TASK DESCRIPTION
Go line by line through the listing below and copy those that hold "JSON".

===== EXERCISE INPUTS

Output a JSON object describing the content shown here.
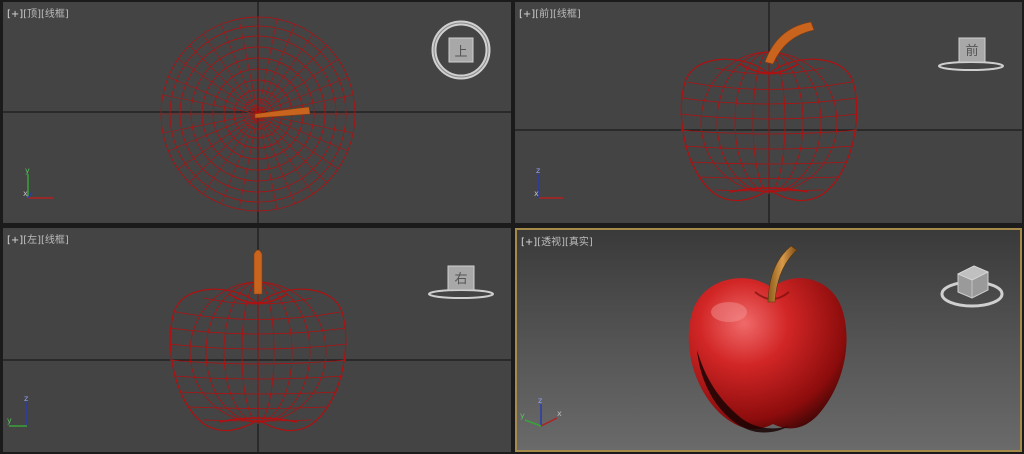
{
  "viewports": {
    "top": {
      "plus": "[+]",
      "view": "[顶]",
      "mode": "[线框]",
      "cube_face": "上"
    },
    "front": {
      "plus": "[+]",
      "view": "[前]",
      "mode": "[线框]",
      "cube_face": "前"
    },
    "left": {
      "plus": "[+]",
      "view": "[左]",
      "mode": "[线框]",
      "cube_face": "右"
    },
    "persp": {
      "plus": "[+]",
      "view": "[透视]",
      "mode": "[真实]",
      "active": true
    }
  },
  "axis_labels": {
    "x": "x",
    "y": "y",
    "z": "z"
  },
  "colors": {
    "viewport_bg": "#444444",
    "wireframe": "#b01010",
    "stem": "#c8641e",
    "active_border": "#a58a4a",
    "apple_red": "#c81e1e"
  }
}
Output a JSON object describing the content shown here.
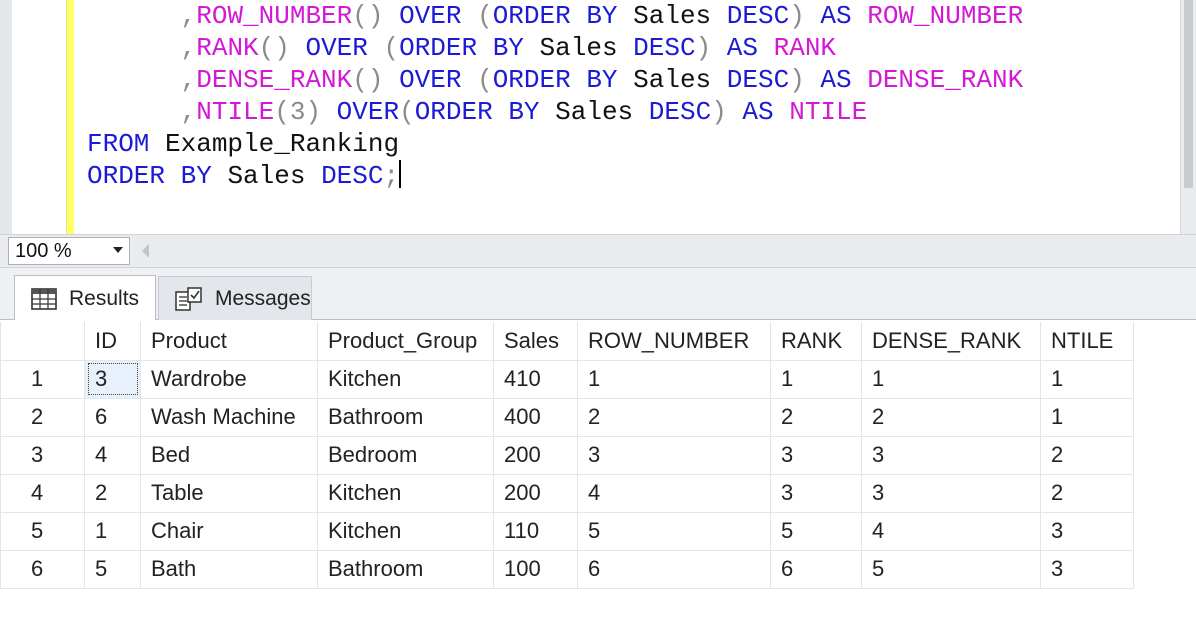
{
  "editor": {
    "code_lines": [
      [
        {
          "t": "      ",
          "c": "txt"
        },
        {
          "t": ",",
          "c": "op"
        },
        {
          "t": "ROW_NUMBER",
          "c": "fn"
        },
        {
          "t": "() ",
          "c": "op"
        },
        {
          "t": "OVER ",
          "c": "kw"
        },
        {
          "t": "(",
          "c": "op"
        },
        {
          "t": "ORDER BY ",
          "c": "kw"
        },
        {
          "t": "Sales ",
          "c": "txt"
        },
        {
          "t": "DESC",
          "c": "kw"
        },
        {
          "t": ") ",
          "c": "op"
        },
        {
          "t": "AS ",
          "c": "kw"
        },
        {
          "t": "ROW_NUMBER",
          "c": "fn"
        }
      ],
      [
        {
          "t": "      ",
          "c": "txt"
        },
        {
          "t": ",",
          "c": "op"
        },
        {
          "t": "RANK",
          "c": "fn"
        },
        {
          "t": "() ",
          "c": "op"
        },
        {
          "t": "OVER ",
          "c": "kw"
        },
        {
          "t": "(",
          "c": "op"
        },
        {
          "t": "ORDER BY ",
          "c": "kw"
        },
        {
          "t": "Sales ",
          "c": "txt"
        },
        {
          "t": "DESC",
          "c": "kw"
        },
        {
          "t": ") ",
          "c": "op"
        },
        {
          "t": "AS ",
          "c": "kw"
        },
        {
          "t": "RANK",
          "c": "fn"
        }
      ],
      [
        {
          "t": "      ",
          "c": "txt"
        },
        {
          "t": ",",
          "c": "op"
        },
        {
          "t": "DENSE_RANK",
          "c": "fn"
        },
        {
          "t": "() ",
          "c": "op"
        },
        {
          "t": "OVER ",
          "c": "kw"
        },
        {
          "t": "(",
          "c": "op"
        },
        {
          "t": "ORDER BY ",
          "c": "kw"
        },
        {
          "t": "Sales ",
          "c": "txt"
        },
        {
          "t": "DESC",
          "c": "kw"
        },
        {
          "t": ") ",
          "c": "op"
        },
        {
          "t": "AS ",
          "c": "kw"
        },
        {
          "t": "DENSE_RANK",
          "c": "fn"
        }
      ],
      [
        {
          "t": "      ",
          "c": "txt"
        },
        {
          "t": ",",
          "c": "op"
        },
        {
          "t": "NTILE",
          "c": "fn"
        },
        {
          "t": "(3) ",
          "c": "op"
        },
        {
          "t": "OVER",
          "c": "kw"
        },
        {
          "t": "(",
          "c": "op"
        },
        {
          "t": "ORDER BY ",
          "c": "kw"
        },
        {
          "t": "Sales ",
          "c": "txt"
        },
        {
          "t": "DESC",
          "c": "kw"
        },
        {
          "t": ") ",
          "c": "op"
        },
        {
          "t": "AS ",
          "c": "kw"
        },
        {
          "t": "NTILE",
          "c": "fn"
        }
      ],
      [
        {
          "t": "FROM ",
          "c": "kw"
        },
        {
          "t": "Example_Ranking",
          "c": "txt"
        }
      ],
      [
        {
          "t": "ORDER BY ",
          "c": "kw"
        },
        {
          "t": "Sales ",
          "c": "txt"
        },
        {
          "t": "DESC",
          "c": "kw"
        },
        {
          "t": ";",
          "c": "op"
        }
      ]
    ]
  },
  "zoom": {
    "value": "100 %"
  },
  "tabs": {
    "results_label": "Results",
    "messages_label": "Messages"
  },
  "grid": {
    "columns": [
      "",
      "ID",
      "Product",
      "Product_Group",
      "Sales",
      "ROW_NUMBER",
      "RANK",
      "DENSE_RANK",
      "NTILE"
    ],
    "rows": [
      [
        "1",
        "3",
        "Wardrobe",
        "Kitchen",
        "410",
        "1",
        "1",
        "1",
        "1"
      ],
      [
        "2",
        "6",
        "Wash Machine",
        "Bathroom",
        "400",
        "2",
        "2",
        "2",
        "1"
      ],
      [
        "3",
        "4",
        "Bed",
        "Bedroom",
        "200",
        "3",
        "3",
        "3",
        "2"
      ],
      [
        "4",
        "2",
        "Table",
        "Kitchen",
        "200",
        "4",
        "3",
        "3",
        "2"
      ],
      [
        "5",
        "1",
        "Chair",
        "Kitchen",
        "110",
        "5",
        "5",
        "4",
        "3"
      ],
      [
        "6",
        "5",
        "Bath",
        "Bathroom",
        "100",
        "6",
        "6",
        "5",
        "3"
      ]
    ]
  }
}
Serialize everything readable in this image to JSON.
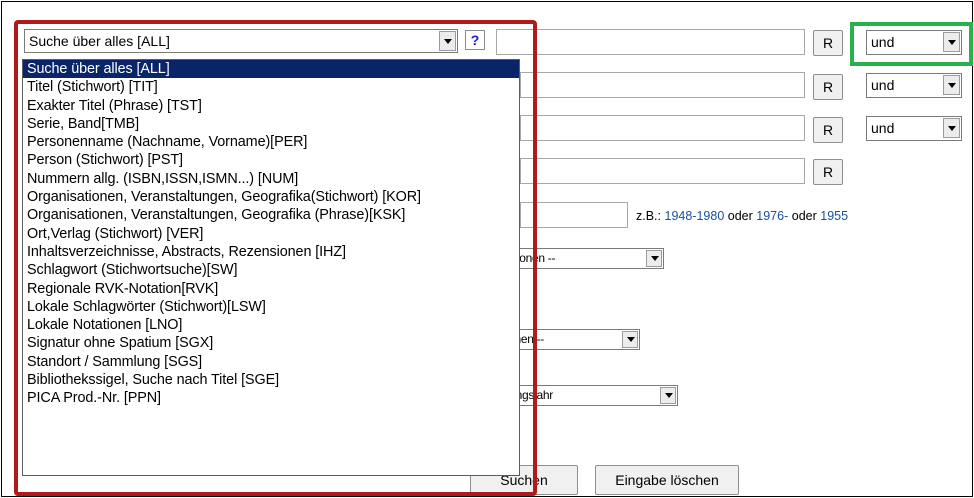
{
  "search_field": {
    "selected": "Suche über alles [ALL]",
    "help_label": "?"
  },
  "dropdown_options": [
    "Suche über alles [ALL]",
    "Titel (Stichwort) [TIT]",
    "Exakter Titel (Phrase) [TST]",
    "Serie, Band[TMB]",
    "Personenname (Nachname, Vorname)[PER]",
    "Person (Stichwort) [PST]",
    "Nummern allg. (ISBN,ISSN,ISMN...) [NUM]",
    "Organisationen, Veranstaltungen, Geografika(Stichwort) [KOR]",
    "Organisationen, Veranstaltungen, Geografika (Phrase)[KSK]",
    "Ort,Verlag (Stichwort) [VER]",
    "Inhaltsverzeichnisse, Abstracts, Rezensionen [IHZ]",
    "Schlagwort (Stichwortsuche)[SW]",
    "Regionale RVK-Notation[RVK]",
    "Lokale Schlagwörter (Stichwort)[LSW]",
    "Lokale Notationen [LNO]",
    "Signatur ohne Spatium [SGX]",
    "Standort / Sammlung [SGS]",
    "Bibliothekssigel, Suche nach Titel [SGE]",
    "PICA Prod.-Nr. [PPN]"
  ],
  "rows": [
    {
      "reset_label": "R",
      "operator": "und"
    },
    {
      "reset_label": "R",
      "operator": "und"
    },
    {
      "reset_label": "R",
      "operator": "und"
    },
    {
      "reset_label": "R"
    }
  ],
  "year_hint": {
    "prefix": "z.B.:",
    "ex1": "1948-1980",
    "or1": "oder",
    "ex2": "1976-",
    "or2": "oder",
    "ex3": "1955"
  },
  "filters": {
    "publication_type": "-- Alle Publikationen --",
    "language": "-- Alle Sprachen --",
    "sort": "Erscheinungsjahr"
  },
  "buttons": {
    "search": "Suchen",
    "clear": "Eingabe löschen"
  },
  "highlight_colors": {
    "red": "#b11a1a",
    "green": "#2bb14c"
  }
}
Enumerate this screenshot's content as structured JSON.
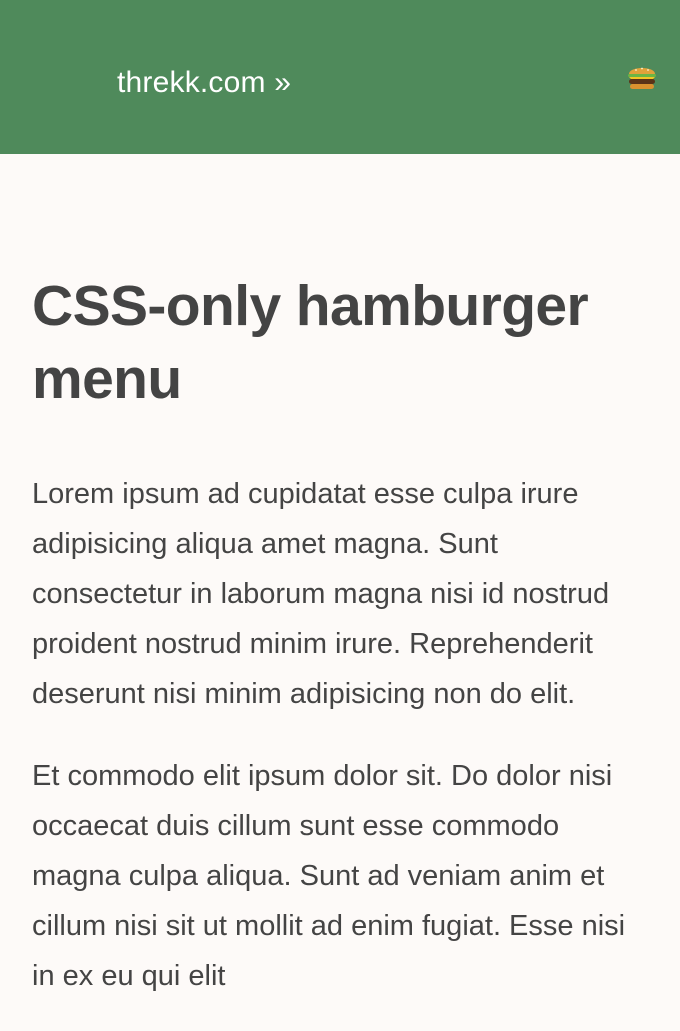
{
  "header": {
    "site_link": "threkk.com »",
    "menu_icon": "hamburger-icon",
    "background": "#4f8a5b"
  },
  "article": {
    "title": "CSS-only hamburger menu",
    "paragraphs": [
      "Lorem ipsum ad cupidatat esse culpa irure adipisicing aliqua amet magna. Sunt consectetur in laborum magna nisi id nostrud proident nostrud minim irure. Reprehenderit deserunt nisi minim adipisicing non do elit.",
      "Et commodo elit ipsum dolor sit. Do dolor nisi occaecat duis cillum sunt esse commodo magna culpa aliqua. Sunt ad veniam anim et cillum nisi sit ut mollit ad enim fugiat. Esse nisi in ex eu qui elit"
    ]
  }
}
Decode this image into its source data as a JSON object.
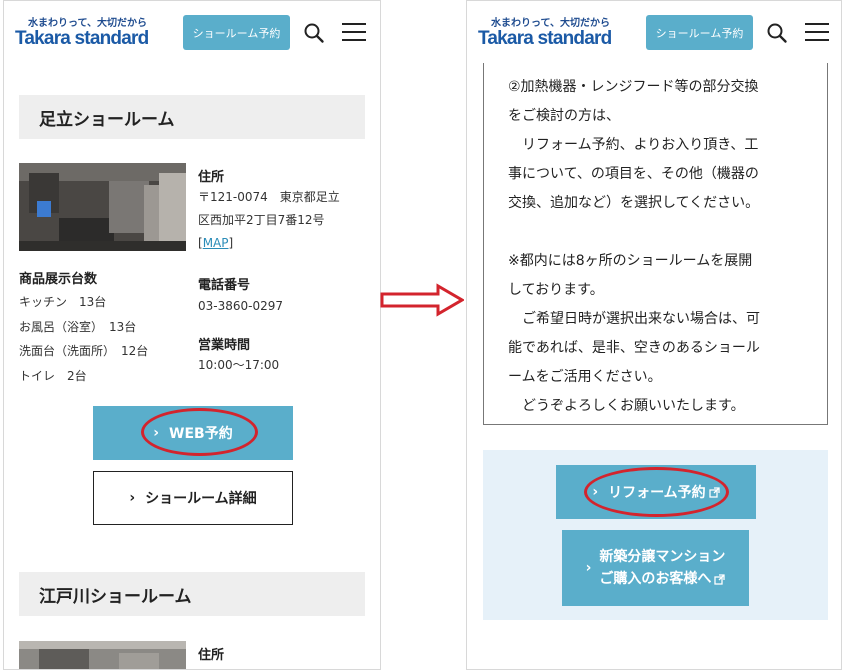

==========

RESULT FOR THIS TASK
Output a JSON object describing the content shown here.
Output a JSON object describing the content shown here.
Serialize everything readable in this image to JSON.
Enumerate this screenshot's content as structured JSON.
Decode this image into its source data as a JSON object.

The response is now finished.